It's been a crazy hot and humid summer in Chicago! I know I posted sangria recipes last time, but sometimes you just don't want wine. Sometimes you just want to bring something to sip on at work or on the go. Lemonades and limeades have been key beverages my summer. Here are a couple of my favorite recipes for that. Enjoy!
This recipe was inspired by the lavender lemonade that I always get at Julius Meinl. The syrup that they use does not have that flowery soap like taste at all. It's so yummy that I had to try to make it myself.
- 5 cups of cold water
- 1 cup of fresh lemon juice (usually this takes 5 lemons, depending on size)
- 1 cup of sugar
- 2 tbs of dried lavender buds
- ice as desired
- In a medium pot, combine 1 cup of the water, sugar, and lavender on medium heat. Bring to a boil while stirring, or at least til the sugar has dissolved. Take off heat.
- Stir in lemon juice. Let it stand for 10 mins.
- In a pitcher, add the rest of the water.
- Carefully strain the lemonade mixture into the pitcher of water. Stir.
- Place in refrigerator before serving. If you can't wait (cuz I usually can't) add ice as desired.
The one thing that I always look forward to is Farmers Markets that are all over the city. I've been in this cherry kick for awhile now.

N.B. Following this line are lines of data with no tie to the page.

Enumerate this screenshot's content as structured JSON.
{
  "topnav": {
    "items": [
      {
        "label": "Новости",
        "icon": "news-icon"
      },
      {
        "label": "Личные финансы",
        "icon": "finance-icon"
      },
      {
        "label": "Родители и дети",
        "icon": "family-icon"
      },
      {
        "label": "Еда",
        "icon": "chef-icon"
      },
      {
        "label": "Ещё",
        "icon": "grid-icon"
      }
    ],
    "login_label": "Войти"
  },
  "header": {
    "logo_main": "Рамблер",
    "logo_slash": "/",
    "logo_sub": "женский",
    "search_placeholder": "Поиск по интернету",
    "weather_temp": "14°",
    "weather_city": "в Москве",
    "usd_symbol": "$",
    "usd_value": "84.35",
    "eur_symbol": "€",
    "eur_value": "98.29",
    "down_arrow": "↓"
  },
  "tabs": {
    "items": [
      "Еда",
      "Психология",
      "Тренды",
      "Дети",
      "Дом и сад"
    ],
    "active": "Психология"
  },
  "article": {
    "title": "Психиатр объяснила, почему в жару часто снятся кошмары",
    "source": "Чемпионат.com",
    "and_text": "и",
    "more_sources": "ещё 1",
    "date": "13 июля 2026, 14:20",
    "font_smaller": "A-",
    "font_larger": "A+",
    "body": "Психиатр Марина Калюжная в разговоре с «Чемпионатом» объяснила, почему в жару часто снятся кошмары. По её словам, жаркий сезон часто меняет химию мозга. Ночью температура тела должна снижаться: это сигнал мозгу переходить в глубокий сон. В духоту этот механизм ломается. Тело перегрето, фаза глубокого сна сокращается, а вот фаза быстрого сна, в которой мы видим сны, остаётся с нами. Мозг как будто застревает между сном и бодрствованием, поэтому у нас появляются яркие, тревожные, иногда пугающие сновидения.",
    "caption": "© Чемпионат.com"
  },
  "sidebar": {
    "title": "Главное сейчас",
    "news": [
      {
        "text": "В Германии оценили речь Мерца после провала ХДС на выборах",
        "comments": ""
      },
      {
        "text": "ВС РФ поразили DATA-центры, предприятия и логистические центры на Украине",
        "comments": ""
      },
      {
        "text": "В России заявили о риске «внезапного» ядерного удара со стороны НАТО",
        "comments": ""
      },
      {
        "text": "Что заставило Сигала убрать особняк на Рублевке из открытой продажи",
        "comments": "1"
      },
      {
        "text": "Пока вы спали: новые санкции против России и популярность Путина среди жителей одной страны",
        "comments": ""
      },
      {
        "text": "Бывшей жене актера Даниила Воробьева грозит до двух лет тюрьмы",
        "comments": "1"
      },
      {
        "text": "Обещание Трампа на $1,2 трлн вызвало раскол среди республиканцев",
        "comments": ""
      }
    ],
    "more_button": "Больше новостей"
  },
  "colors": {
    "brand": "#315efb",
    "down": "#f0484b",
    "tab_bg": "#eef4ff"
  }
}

I had to incorporate this with a limeade! After a few tries I finally perfected the recipe!
- 4 cups of cold water
- 1 1/2 cups of sugar
- 1 to 1 1/2 lbs of cherries, pitted
- 1 cup of fresh lime juice (this took about 12 - 14 limes)
- ice as desired
- In a medium pot, combine 2 cups of the water, sugar, cherries, and lime juice on a medium heat.
- While the liquid starts to heat up, gently mash the cherries to let out their essence.
- Bring to a boil while stirring, or until sugar has dissolved. Take of heat and let it stand til it cools.
- In a pitcher add the rest of the water.
- Carefully strain limade mixture into the pitcher. Stir.
- Place in refrigerator or add ice as desired before serving.
**FYI: In case you all have noticed, I strain the lemonade mixture quicker instead of letting it cool like the limeade. The reason being is because I found out the longer you let the lavender buds steep, the more perfumey it starts to taste.